| PROMPT |
Write only the number of lines in the entries that hold the string "title".

| DATA PROVIDED |
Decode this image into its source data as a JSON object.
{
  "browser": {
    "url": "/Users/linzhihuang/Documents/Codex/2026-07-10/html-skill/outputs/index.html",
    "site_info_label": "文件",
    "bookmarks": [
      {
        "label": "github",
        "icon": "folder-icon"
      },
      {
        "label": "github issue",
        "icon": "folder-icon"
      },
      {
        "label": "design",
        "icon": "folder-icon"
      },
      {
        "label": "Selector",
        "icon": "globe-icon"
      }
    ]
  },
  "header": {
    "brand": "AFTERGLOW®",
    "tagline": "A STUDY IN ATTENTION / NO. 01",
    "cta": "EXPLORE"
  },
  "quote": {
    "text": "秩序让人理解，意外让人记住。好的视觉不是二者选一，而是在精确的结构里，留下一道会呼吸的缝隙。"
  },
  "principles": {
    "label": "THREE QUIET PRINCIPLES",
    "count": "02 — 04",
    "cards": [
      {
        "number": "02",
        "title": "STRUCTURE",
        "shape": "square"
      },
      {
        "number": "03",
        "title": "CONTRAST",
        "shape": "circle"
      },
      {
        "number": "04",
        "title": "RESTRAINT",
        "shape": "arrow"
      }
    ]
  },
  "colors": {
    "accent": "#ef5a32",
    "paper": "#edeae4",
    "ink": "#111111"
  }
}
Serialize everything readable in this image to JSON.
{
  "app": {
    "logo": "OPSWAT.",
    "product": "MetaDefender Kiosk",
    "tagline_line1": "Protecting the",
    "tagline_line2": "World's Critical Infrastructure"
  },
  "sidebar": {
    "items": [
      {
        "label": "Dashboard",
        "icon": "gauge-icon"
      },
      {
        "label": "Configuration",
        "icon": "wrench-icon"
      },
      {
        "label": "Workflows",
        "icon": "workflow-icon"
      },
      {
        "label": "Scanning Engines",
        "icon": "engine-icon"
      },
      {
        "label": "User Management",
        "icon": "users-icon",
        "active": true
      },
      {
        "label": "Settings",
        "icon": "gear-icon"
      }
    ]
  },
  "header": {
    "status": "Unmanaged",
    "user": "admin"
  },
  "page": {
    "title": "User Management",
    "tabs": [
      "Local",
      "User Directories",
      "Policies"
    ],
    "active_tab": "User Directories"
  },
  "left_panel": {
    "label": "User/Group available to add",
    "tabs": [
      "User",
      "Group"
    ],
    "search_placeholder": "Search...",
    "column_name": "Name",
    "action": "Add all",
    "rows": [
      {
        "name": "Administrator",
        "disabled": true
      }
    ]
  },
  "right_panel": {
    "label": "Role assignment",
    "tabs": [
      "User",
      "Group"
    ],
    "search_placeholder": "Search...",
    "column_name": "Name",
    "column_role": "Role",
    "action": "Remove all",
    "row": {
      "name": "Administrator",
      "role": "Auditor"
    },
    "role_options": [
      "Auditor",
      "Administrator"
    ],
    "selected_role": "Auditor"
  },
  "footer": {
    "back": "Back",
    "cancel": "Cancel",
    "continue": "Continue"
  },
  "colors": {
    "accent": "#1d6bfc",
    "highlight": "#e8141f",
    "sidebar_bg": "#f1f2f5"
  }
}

| FINISHED TASK |
4